* PROBLEM
The required output is the line that contains "Enumerate this screenshot's" through the last line of the data, retyped verbatim and with nothing added.

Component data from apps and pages
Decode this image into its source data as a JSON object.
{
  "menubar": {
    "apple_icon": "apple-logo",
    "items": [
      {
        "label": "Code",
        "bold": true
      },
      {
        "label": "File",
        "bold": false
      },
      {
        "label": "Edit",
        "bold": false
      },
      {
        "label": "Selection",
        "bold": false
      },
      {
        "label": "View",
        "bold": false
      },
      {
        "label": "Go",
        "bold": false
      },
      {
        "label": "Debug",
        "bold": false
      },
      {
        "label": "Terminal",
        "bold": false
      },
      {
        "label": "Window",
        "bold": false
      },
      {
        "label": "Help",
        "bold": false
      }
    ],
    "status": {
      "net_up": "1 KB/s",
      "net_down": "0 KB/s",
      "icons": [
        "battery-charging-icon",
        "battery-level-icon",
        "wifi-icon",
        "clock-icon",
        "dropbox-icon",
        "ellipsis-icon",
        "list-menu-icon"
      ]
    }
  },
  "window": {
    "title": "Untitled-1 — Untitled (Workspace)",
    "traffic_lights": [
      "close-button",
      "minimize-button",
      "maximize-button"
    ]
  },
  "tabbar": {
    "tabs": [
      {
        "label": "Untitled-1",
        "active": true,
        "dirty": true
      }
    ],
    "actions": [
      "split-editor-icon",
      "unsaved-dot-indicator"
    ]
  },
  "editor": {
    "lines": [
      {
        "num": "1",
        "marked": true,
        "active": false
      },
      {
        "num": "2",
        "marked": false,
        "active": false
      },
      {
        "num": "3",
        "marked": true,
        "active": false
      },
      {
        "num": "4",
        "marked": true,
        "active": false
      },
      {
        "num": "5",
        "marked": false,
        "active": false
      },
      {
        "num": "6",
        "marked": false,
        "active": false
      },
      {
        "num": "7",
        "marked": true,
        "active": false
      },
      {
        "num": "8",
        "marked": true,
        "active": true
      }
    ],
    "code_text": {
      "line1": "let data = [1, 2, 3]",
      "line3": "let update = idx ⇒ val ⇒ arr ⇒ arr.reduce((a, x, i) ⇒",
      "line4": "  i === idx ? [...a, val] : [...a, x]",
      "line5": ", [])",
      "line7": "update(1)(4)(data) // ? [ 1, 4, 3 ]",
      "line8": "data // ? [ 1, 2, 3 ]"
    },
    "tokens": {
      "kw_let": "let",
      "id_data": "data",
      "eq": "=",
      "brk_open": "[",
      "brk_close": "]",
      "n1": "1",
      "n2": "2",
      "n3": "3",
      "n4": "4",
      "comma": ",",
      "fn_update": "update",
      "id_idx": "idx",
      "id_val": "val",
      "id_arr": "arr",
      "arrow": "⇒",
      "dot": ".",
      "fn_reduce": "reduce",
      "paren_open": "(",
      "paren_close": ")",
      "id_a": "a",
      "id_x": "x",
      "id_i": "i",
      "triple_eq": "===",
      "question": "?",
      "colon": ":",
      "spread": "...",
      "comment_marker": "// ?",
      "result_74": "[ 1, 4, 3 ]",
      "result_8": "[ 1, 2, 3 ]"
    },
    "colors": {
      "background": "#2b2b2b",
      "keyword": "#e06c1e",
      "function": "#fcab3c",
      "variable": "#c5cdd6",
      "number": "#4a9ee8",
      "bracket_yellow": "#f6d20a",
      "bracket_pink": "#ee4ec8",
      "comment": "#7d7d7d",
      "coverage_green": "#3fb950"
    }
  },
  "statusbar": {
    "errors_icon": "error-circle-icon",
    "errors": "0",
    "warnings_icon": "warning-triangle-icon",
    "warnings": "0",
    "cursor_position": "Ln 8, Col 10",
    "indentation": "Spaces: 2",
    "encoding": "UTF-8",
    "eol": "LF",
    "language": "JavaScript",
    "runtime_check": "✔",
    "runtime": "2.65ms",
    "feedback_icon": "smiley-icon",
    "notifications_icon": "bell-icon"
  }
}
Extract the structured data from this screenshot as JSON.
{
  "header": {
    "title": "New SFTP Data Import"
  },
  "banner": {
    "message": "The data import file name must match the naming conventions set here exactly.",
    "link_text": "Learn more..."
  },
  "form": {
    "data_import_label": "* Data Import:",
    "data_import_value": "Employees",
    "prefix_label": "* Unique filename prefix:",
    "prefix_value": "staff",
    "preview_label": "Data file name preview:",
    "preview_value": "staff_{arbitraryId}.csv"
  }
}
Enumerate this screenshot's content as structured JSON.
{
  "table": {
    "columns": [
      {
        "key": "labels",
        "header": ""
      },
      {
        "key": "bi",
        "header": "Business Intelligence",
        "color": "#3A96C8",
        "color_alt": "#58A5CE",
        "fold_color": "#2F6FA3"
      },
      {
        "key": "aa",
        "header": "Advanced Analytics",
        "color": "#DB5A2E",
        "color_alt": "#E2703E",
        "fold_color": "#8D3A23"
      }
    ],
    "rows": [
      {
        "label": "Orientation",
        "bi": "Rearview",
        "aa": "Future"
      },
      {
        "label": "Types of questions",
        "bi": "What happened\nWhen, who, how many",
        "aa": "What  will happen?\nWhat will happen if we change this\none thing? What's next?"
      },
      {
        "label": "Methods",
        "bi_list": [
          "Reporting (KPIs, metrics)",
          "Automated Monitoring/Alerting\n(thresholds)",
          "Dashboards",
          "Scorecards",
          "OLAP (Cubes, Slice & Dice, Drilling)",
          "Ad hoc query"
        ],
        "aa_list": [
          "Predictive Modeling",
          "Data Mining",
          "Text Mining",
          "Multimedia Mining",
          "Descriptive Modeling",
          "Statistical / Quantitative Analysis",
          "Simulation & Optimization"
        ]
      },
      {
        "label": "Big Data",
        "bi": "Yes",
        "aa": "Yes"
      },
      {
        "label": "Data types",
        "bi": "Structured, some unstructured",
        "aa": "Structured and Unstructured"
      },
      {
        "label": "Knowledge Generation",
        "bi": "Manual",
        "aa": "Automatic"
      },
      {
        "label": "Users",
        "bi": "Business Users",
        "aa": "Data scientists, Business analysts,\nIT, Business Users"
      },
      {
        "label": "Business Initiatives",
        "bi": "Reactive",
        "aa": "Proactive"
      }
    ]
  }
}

* COMPLETED TASK
Enumerate this screenshot's content as structured JSON.
{
  "table": {
    "columns": [
      {
        "key": "labels",
        "header": ""
      },
      {
        "key": "bi",
        "header": "Business Intelligence",
        "color": "#3A96C8",
        "color_alt": "#58A5CE",
        "fold_color": "#2F6FA3"
      },
      {
        "key": "aa",
        "header": "Advanced Analytics",
        "color": "#DB5A2E",
        "color_alt": "#E2703E",
        "fold_color": "#8D3A23"
      }
    ],
    "rows": [
      {
        "label": "Orientation",
        "bi": "Rearview",
        "aa": "Future"
      },
      {
        "label": "Types of questions",
        "bi": "What happened\nWhen, who, how many",
        "aa": "What  will happen?\nWhat will happen if we change this\none thing? What's next?"
      },
      {
        "label": "Methods",
        "bi_list": [
          "Reporting (KPIs, metrics)",
          "Automated Monitoring/Alerting\n(thresholds)",
          "Dashboards",
          "Scorecards",
          "OLAP (Cubes, Slice & Dice, Drilling)",
          "Ad hoc query"
        ],
        "aa_list": [
          "Predictive Modeling",
          "Data Mining",
          "Text Mining",
          "Multimedia Mining",
          "Descriptive Modeling",
          "Statistical / Quantitative Analysis",
          "Simulation & Optimization"
        ]
      },
      {
        "label": "Big Data",
        "bi": "Yes",
        "aa": "Yes"
      },
      {
        "label": "Data types",
        "bi": "Structured, some unstructured",
        "aa": "Structured and Unstructured"
      },
      {
        "label": "Knowledge Generation",
        "bi": "Manual",
        "aa": "Automatic"
      },
      {
        "label": "Users",
        "bi": "Business Users",
        "aa": "Data scientists, Business analysts,\nIT, Business Users"
      },
      {
        "label": "Business Initiatives",
        "bi": "Reactive",
        "aa": "Proactive"
      }
    ]
  }
}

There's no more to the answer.